In 1777, as part of a grand strategy to end the war, the British sent an invasion force from Canada to seal off New England, which the British perceived as the primary source of agitators. In a major case of mis-coordination, the British army in New York City went to Philadelphia which it captured from Washington. The invasion army under Burgoyne waited in vain for reinforcements from New York, and became trapped upstate. It surrendered after the Battle of Saratoga, New York, in October 1777. From early October 1777 until November 15 a pivotal siege at Fort Mifflin, Philadelphia, Pennsylvania distracted British troops and allowed Washington time to preserve the Continental Army by safely leading his troops to harsh winter quarters at Valley Forge.
The capture of a British army at Saratoga encouraged the French to formally enter the war in support of Congress, as Benjamin Franklin negotiated a permanent military alliance in early 1778, significantly becoming the first country to officially recognize the Declaration of Independence. William Pitt spoke out in parliament urging Britain to make peace in America, and unite with America against France, while other British politicians who had previously supported independence now turned against the American rebels for allying with a formerly mutual enemy.

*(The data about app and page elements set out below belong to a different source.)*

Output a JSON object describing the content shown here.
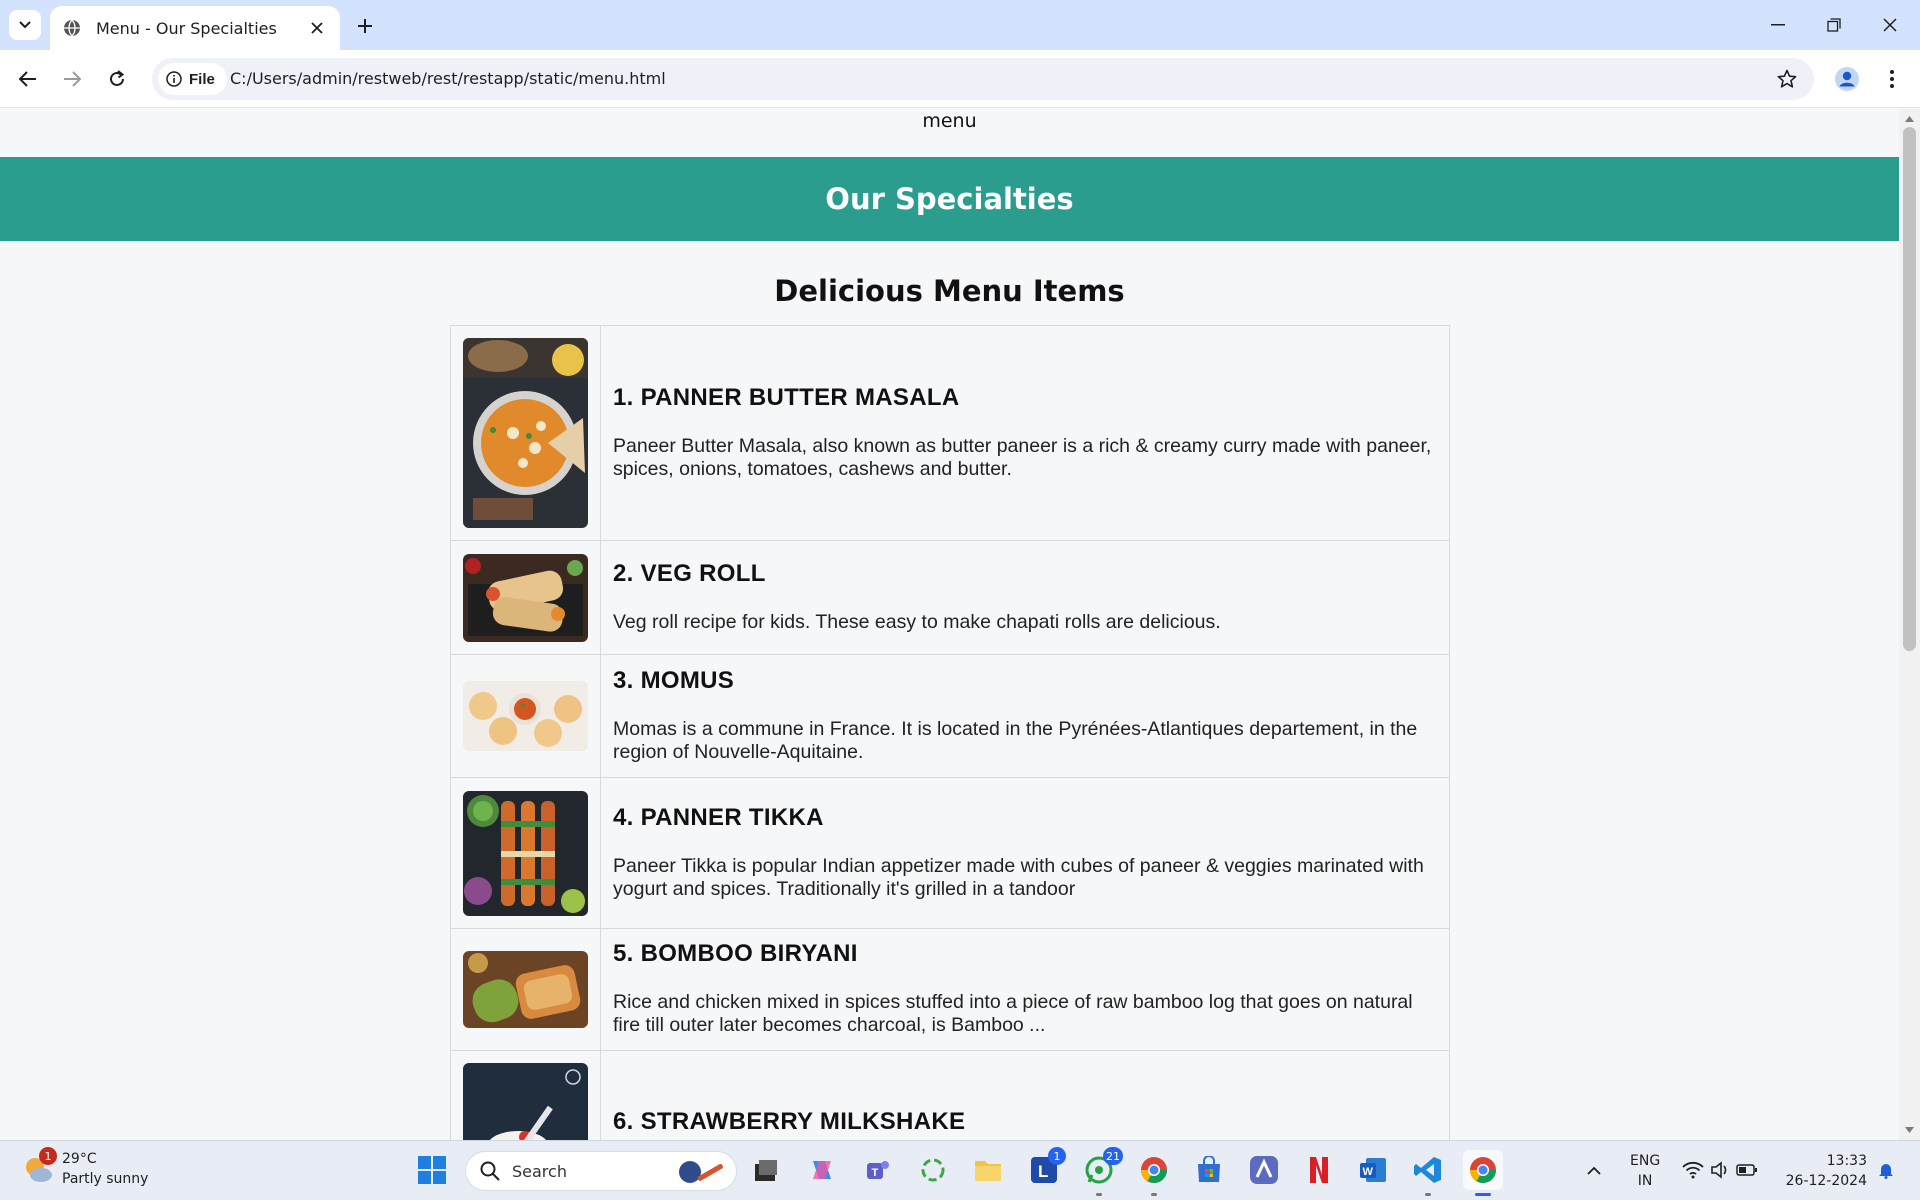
{
  "browser": {
    "tab_title": "Menu - Our Specialties",
    "site_chip_label": "File",
    "url": "C:/Users/admin/restweb/rest/restapp/static/menu.html"
  },
  "page": {
    "top_nav": "menu",
    "hero_title": "Our Specialties",
    "section_title": "Delicious Menu Items",
    "items": [
      {
        "name": "1. PANNER BUTTER MASALA",
        "description": "Paneer Butter Masala, also known as butter paneer is a rich & creamy curry made with paneer, spices, onions, tomatoes, cashews and butter."
      },
      {
        "name": "2. VEG ROLL",
        "description": "Veg roll recipe for kids. These easy to make chapati rolls are delicious."
      },
      {
        "name": "3. MOMUS",
        "description": "Momas is a commune in France. It is located in the Pyrénées-Atlantiques departement, in the region of Nouvelle-Aquitaine."
      },
      {
        "name": "4. PANNER TIKKA",
        "description": "Paneer Tikka is popular Indian appetizer made with cubes of paneer & veggies marinated with yogurt and spices. Traditionally it's grilled in a tandoor"
      },
      {
        "name": "5. BOMBOO BIRYANI",
        "description": "Rice and chicken mixed in spices stuffed into a piece of raw bamboo log that goes on natural fire till outer later becomes charcoal, is Bamboo ..."
      },
      {
        "name": "6. STRAWBERRY MILKSHAKE",
        "description": ""
      }
    ]
  },
  "taskbar": {
    "weather_temp": "29°C",
    "weather_desc": "Partly sunny",
    "weather_badge": "1",
    "search_label": "Search",
    "launcher_badge": "1",
    "whatsapp_badge": "21",
    "lang_top": "ENG",
    "lang_bottom": "IN",
    "time": "13:33",
    "date": "26-12-2024"
  },
  "colors": {
    "hero": "#2a9d8f",
    "tabstrip": "#d3e3fd",
    "page_bg": "#f6f7f8"
  }
}
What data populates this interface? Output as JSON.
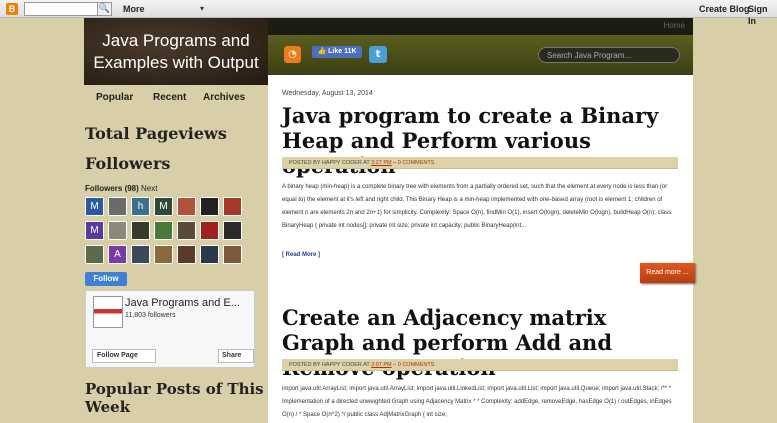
{
  "navbar": {
    "logo": "B",
    "search_button": "🔍",
    "more": "More",
    "more_caret": "▾",
    "create_blog": "Create Blog",
    "sign_in": "Sign In"
  },
  "blog": {
    "title": "Java Programs and Examples with Output",
    "home": "Home"
  },
  "tabs": [
    "Popular",
    "Recent",
    "Archives"
  ],
  "sidebar": {
    "total_pageviews": "Total Pageviews",
    "followers_heading": "Followers",
    "followers_count": "Followers (98)",
    "followers_next": "Next",
    "follow_button": "Follow",
    "follower_avatars": [
      {
        "letter": "M",
        "color": "#2b5aa0"
      },
      {
        "letter": "",
        "color": "#6b6b6b"
      },
      {
        "letter": "h",
        "color": "#3d6f8e"
      },
      {
        "letter": "M",
        "color": "#2f4a3a"
      },
      {
        "letter": "",
        "color": "#b0533a"
      },
      {
        "letter": "",
        "color": "#222222"
      },
      {
        "letter": "",
        "color": "#a33a2a"
      },
      {
        "letter": "M",
        "color": "#5a3aa0"
      },
      {
        "letter": "",
        "color": "#8a8a7a"
      },
      {
        "letter": "",
        "color": "#3a3a2a"
      },
      {
        "letter": "",
        "color": "#4a7a3a"
      },
      {
        "letter": "",
        "color": "#5a4a3a"
      },
      {
        "letter": "",
        "color": "#a02020"
      },
      {
        "letter": "",
        "color": "#2a2a2a"
      },
      {
        "letter": "",
        "color": "#5a6a4a"
      },
      {
        "letter": "A",
        "color": "#7a3aa0"
      },
      {
        "letter": "",
        "color": "#3a4a5a"
      },
      {
        "letter": "",
        "color": "#8a6a3a"
      },
      {
        "letter": "",
        "color": "#5a3a2a"
      },
      {
        "letter": "",
        "color": "#2a3a4a"
      },
      {
        "letter": "",
        "color": "#7a5a3a"
      }
    ],
    "fb_page_name": "Java Programs and E...",
    "fb_followers": "11,803 followers",
    "fb_follow_page": "Follow Page",
    "fb_share": "Share",
    "popular_posts": "Popular Posts of This Week"
  },
  "social": {
    "rss": "◔",
    "like": "👍 Like 11K",
    "twitter": "t",
    "search_placeholder": "Search Java Program..."
  },
  "posts": [
    {
      "date": "Wednesday, August 13, 2014",
      "title": "Java program to create a Binary Heap and Perform various operation",
      "meta_prefix": "Posted by Happy Coder at ",
      "time": "3:27 PM",
      "meta_sep": " – ",
      "comments": "0 comments",
      "body": "A binary heap (min-heap) is a complete binary tree with elements from a partially ordered set, such that the element at every node is less than (or equal to) the element at it's left and right child. This Binary Heap is a min-heap implemented with one-based array (root is element 1; children of element n are elements 2n and 2n+1) for simplicity. Complexity: Space O(n), findMin O(1), insert O(logn), deleteMin O(logn), buildHeap O(n); class BinaryHeap { private int nodes[]; private int size; private int capacity; public BinaryHeap(int...",
      "read_more_link": "[ Read More ]",
      "read_more_button": "Read more ..."
    },
    {
      "title": "Create an Adjacency matrix Graph and perform Add and Remove operation",
      "meta_prefix": "Posted by Happy Coder at ",
      "time": "3:07 PM",
      "meta_sep": " – ",
      "comments": "0 comments",
      "body": "import java.util.ArrayList; import java.util.ArrayList; import java.util.LinkedList; import java.util.List; import java.util.Queue; import java.util.Stack; /** * Implementation of a directed unweighted Graph using Adjacency Matrix * * Complexity: addEdge, removeEdge, hasEdge O(1) / outEdges, inEdges O(n) / * Space O(n^2) */ public class AdjMatrixGraph { int size;"
    }
  ]
}
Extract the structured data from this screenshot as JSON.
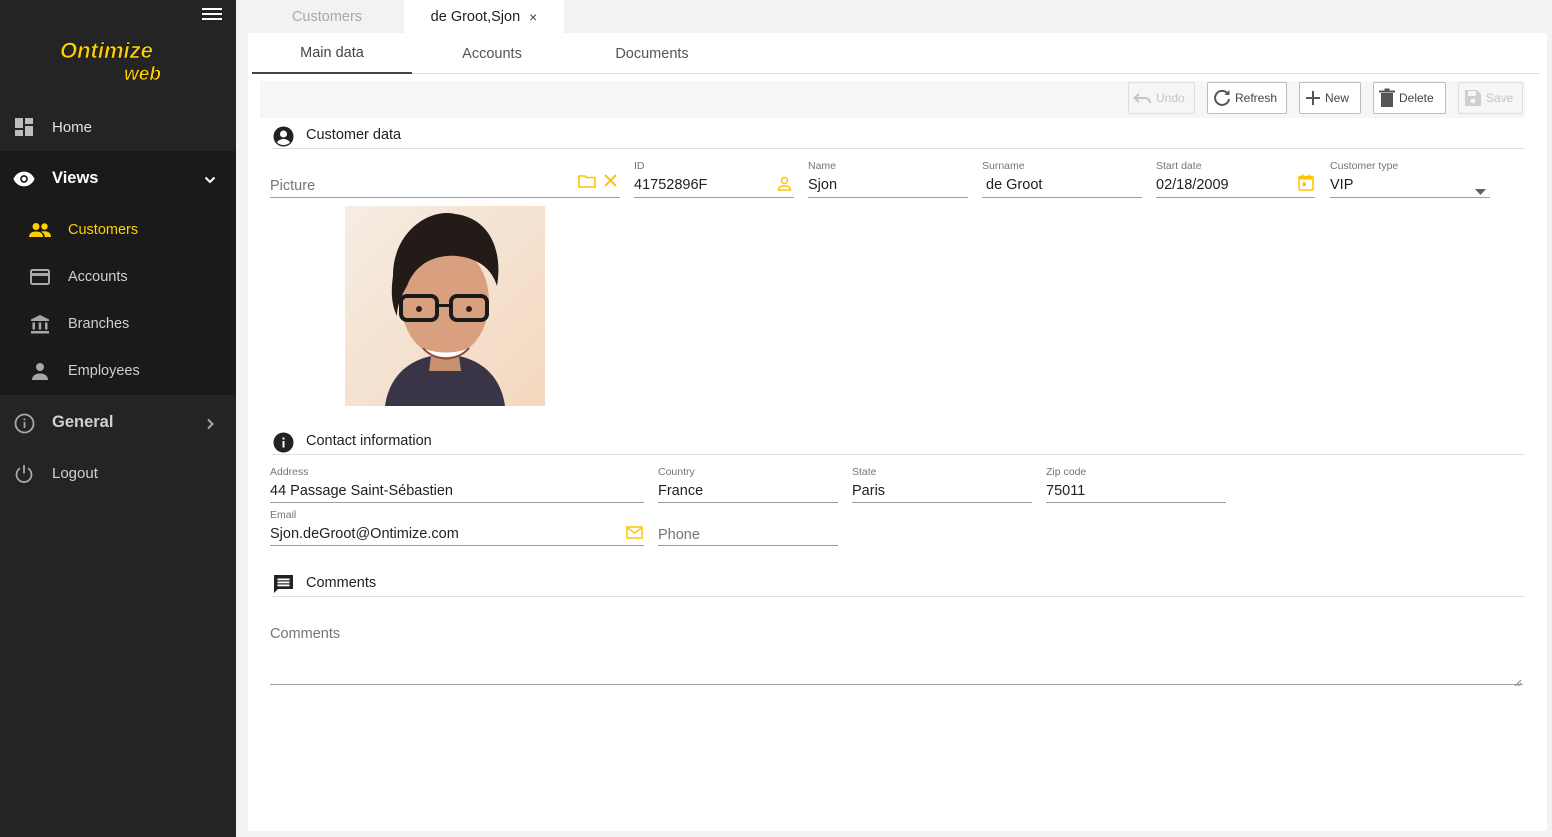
{
  "app": {
    "logo_text": "Ontimize web"
  },
  "sidebar": {
    "home": "Home",
    "views": "Views",
    "views_items": [
      {
        "label": "Customers",
        "icon": "people-icon",
        "active": true
      },
      {
        "label": "Accounts",
        "icon": "credit-card-icon"
      },
      {
        "label": "Branches",
        "icon": "bank-icon"
      },
      {
        "label": "Employees",
        "icon": "person-icon"
      }
    ],
    "general": "General",
    "logout": "Logout"
  },
  "tabs": {
    "list": "Customers",
    "detail": "de Groot,Sjon",
    "close_glyph": "×"
  },
  "subtabs": [
    "Main data",
    "Accounts",
    "Documents"
  ],
  "toolbar": {
    "undo": "Undo",
    "refresh": "Refresh",
    "new": "New",
    "delete": "Delete",
    "save": "Save"
  },
  "customer_data": {
    "title": "Customer data",
    "picture_placeholder": "Picture",
    "id_label": "ID",
    "id": "41752896F",
    "name_label": "Name",
    "name": "Sjon",
    "surname_label": "Surname",
    "surname": "de Groot",
    "start_date_label": "Start date",
    "start_date": "02/18/2009",
    "type_label": "Customer type",
    "type": "VIP"
  },
  "contact": {
    "title": "Contact information",
    "address_label": "Address",
    "address": "44 Passage Saint-Sébastien",
    "country_label": "Country",
    "country": "France",
    "state_label": "State",
    "state": "Paris",
    "zip_label": "Zip code",
    "zip": "75011",
    "email_label": "Email",
    "email": "Sjon.deGroot@Ontimize.com",
    "phone_placeholder": "Phone"
  },
  "comments": {
    "title": "Comments",
    "placeholder": "Comments"
  },
  "colors": {
    "accent": "#ffd000",
    "sidebar_bg": "#242424",
    "sidebar_group_bg": "#1a1a1a"
  }
}
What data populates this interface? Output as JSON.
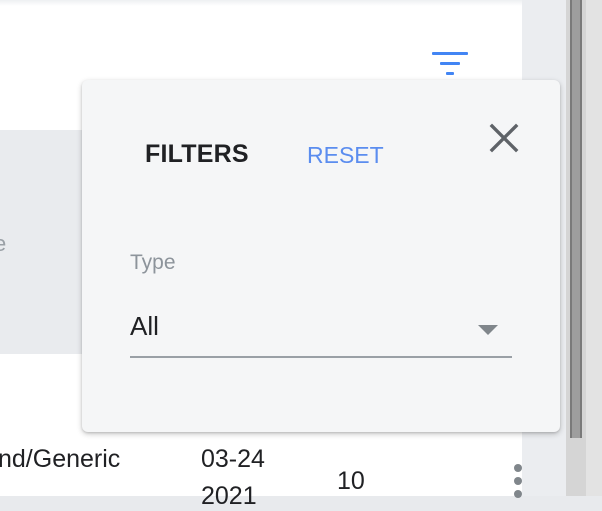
{
  "filter_panel": {
    "title": "FILTERS",
    "reset_label": "RESET",
    "close_icon": "close-icon",
    "type_field": {
      "label": "Type",
      "value": "All"
    }
  },
  "toolbar": {
    "filter_icon": "filter-list-icon"
  },
  "background_table": {
    "clipped_header_fragment": "e",
    "row": {
      "type_fragment": "nd/Generic",
      "date_fragment": "03-24",
      "year_fragment": "2021",
      "count": "10",
      "menu_icon": "more-vert-icon"
    }
  },
  "colors": {
    "accent": "#4285f4",
    "reset_text": "#5b8def",
    "panel_bg": "#f5f6f7"
  }
}
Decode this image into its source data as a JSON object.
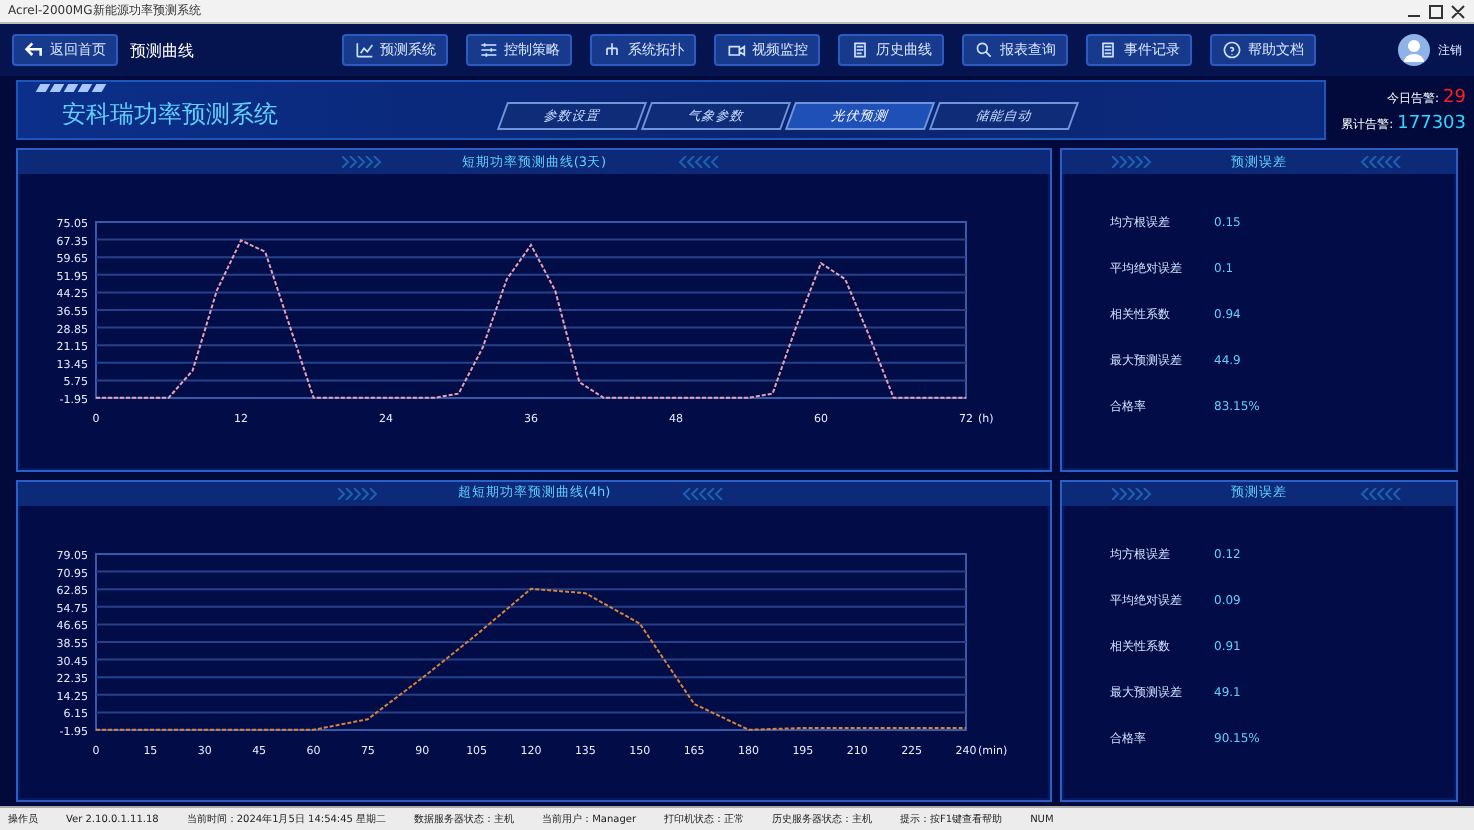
{
  "window": {
    "title": "Acrel-2000MG新能源功率预测系统"
  },
  "nav": {
    "back": "返回首页",
    "page_title": "预测曲线",
    "items": [
      {
        "label": "预测系统"
      },
      {
        "label": "控制策略"
      },
      {
        "label": "系统拓扑"
      },
      {
        "label": "视频监控"
      },
      {
        "label": "历史曲线"
      },
      {
        "label": "报表查询"
      },
      {
        "label": "事件记录"
      },
      {
        "label": "帮助文档"
      }
    ],
    "user": "注销"
  },
  "header": {
    "system_title": "安科瑞功率预测系统",
    "tabs": [
      {
        "label": "参数设置",
        "selected": false
      },
      {
        "label": "气象参数",
        "selected": false
      },
      {
        "label": "光伏预测",
        "selected": true
      },
      {
        "label": "储能自动",
        "selected": false
      }
    ],
    "alarms": [
      {
        "label": "今日告警:",
        "value": "29",
        "color": "#ff2020"
      },
      {
        "label": "累计告警:",
        "value": "177303",
        "color": "#2fd6ff"
      }
    ]
  },
  "charts": [
    {
      "title": "短期功率预测曲线(3天)",
      "unit": "(h)",
      "chart_data": {
        "type": "line",
        "grid": true,
        "x": [
          0,
          2,
          4,
          6,
          8,
          10,
          12,
          14,
          16,
          18,
          20,
          22,
          24,
          26,
          28,
          30,
          32,
          34,
          36,
          38,
          40,
          42,
          44,
          46,
          48,
          50,
          52,
          54,
          56,
          58,
          60,
          62,
          64,
          66,
          68,
          70,
          72
        ],
        "series": [
          {
            "color": "#e7a1b4",
            "line_style": "dashed",
            "values": [
              -1.9,
              -1.9,
              -1.9,
              -1.9,
              10,
              45,
              67,
              62,
              30,
              -1.9,
              -1.9,
              -1.9,
              -1.9,
              -1.9,
              -1.9,
              0,
              20,
              50,
              65,
              45,
              5,
              -1.9,
              -1.9,
              -1.9,
              -1.9,
              -1.9,
              -1.9,
              -1.9,
              0,
              30,
              57,
              50,
              25,
              -1.9,
              -1.9,
              -1.9,
              -1.9
            ]
          }
        ],
        "xlim": [
          0,
          72
        ],
        "ylim": [
          -1.95,
          75.05
        ],
        "xticks": [
          0,
          12,
          24,
          36,
          48,
          60,
          72
        ],
        "yticks": [
          -1.95,
          5.75,
          13.45,
          21.15,
          28.85,
          36.55,
          44.25,
          51.95,
          59.65,
          67.35,
          75.05
        ]
      }
    },
    {
      "title": "超短期功率预测曲线(4h)",
      "unit": "(min)",
      "chart_data": {
        "type": "line",
        "grid": true,
        "x": [
          0,
          15,
          30,
          45,
          60,
          75,
          90,
          105,
          120,
          135,
          150,
          165,
          180,
          195,
          210,
          225,
          240
        ],
        "series": [
          {
            "color": "#d4843e",
            "line_style": "dashed",
            "values": [
              -1.9,
              -1.9,
              -1.9,
              -1.9,
              -1.9,
              3,
              22,
              42,
              63,
              61,
              47,
              10,
              -1.9,
              -1,
              -1,
              -1,
              -1
            ]
          }
        ],
        "xlim": [
          0,
          240
        ],
        "ylim": [
          -1.95,
          79.05
        ],
        "xticks": [
          0,
          15,
          30,
          45,
          60,
          75,
          90,
          105,
          120,
          135,
          150,
          165,
          180,
          195,
          210,
          225,
          240
        ],
        "yticks": [
          -1.95,
          6.15,
          14.25,
          22.35,
          30.45,
          38.55,
          46.65,
          54.75,
          62.85,
          70.95,
          79.05
        ]
      }
    }
  ],
  "error_panels": [
    {
      "title": "预测误差",
      "rows": [
        {
          "label": "均方根误差",
          "value": "0.15"
        },
        {
          "label": "平均绝对误差",
          "value": "0.1"
        },
        {
          "label": "相关性系数",
          "value": "0.94"
        },
        {
          "label": "最大预测误差",
          "value": "44.9"
        },
        {
          "label": "合格率",
          "value": "83.15%"
        }
      ]
    },
    {
      "title": "预测误差",
      "rows": [
        {
          "label": "均方根误差",
          "value": "0.12"
        },
        {
          "label": "平均绝对误差",
          "value": "0.09"
        },
        {
          "label": "相关性系数",
          "value": "0.91"
        },
        {
          "label": "最大预测误差",
          "value": "49.1"
        },
        {
          "label": "合格率",
          "value": "90.15%"
        }
      ]
    }
  ],
  "status_bar": [
    "操作员",
    "Ver 2.10.0.1.11.18",
    "当前时间：2024年1月5日 14:54:45 星期二",
    "数据服务器状态：主机",
    "当前用户：Manager",
    "打印机状态：正常",
    "历史服务器状态：主机",
    "提示：按F1键查看帮助",
    "NUM"
  ]
}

Later Spain (in 1779) and the Dutch (1780) became allies of the French, leaving the British Empire to fight a global war alone without major allies, and requiring it to slip through a combined blockade of the Atlantic. The American theater thus became only one front in Britain's war. The British were forced to withdraw troops from continental America to reinforce the sugar-producing Caribbean islands, which were considered more valuable.
Because of the alliance with France and the deteriorating military situation, Sir Henry Clinton, the British commander, evacuated Philadelphia to reinforce New York City. General Washington attempted to intercept the retreating column, resulting in the Battle of Monmouth Court House, the last major battle fought in the north. After an inconclusive engagement, the British successfully retreated to New York City. The northern war subsequently became a stalemate, as the focus of attention shifted to the smaller southern theater.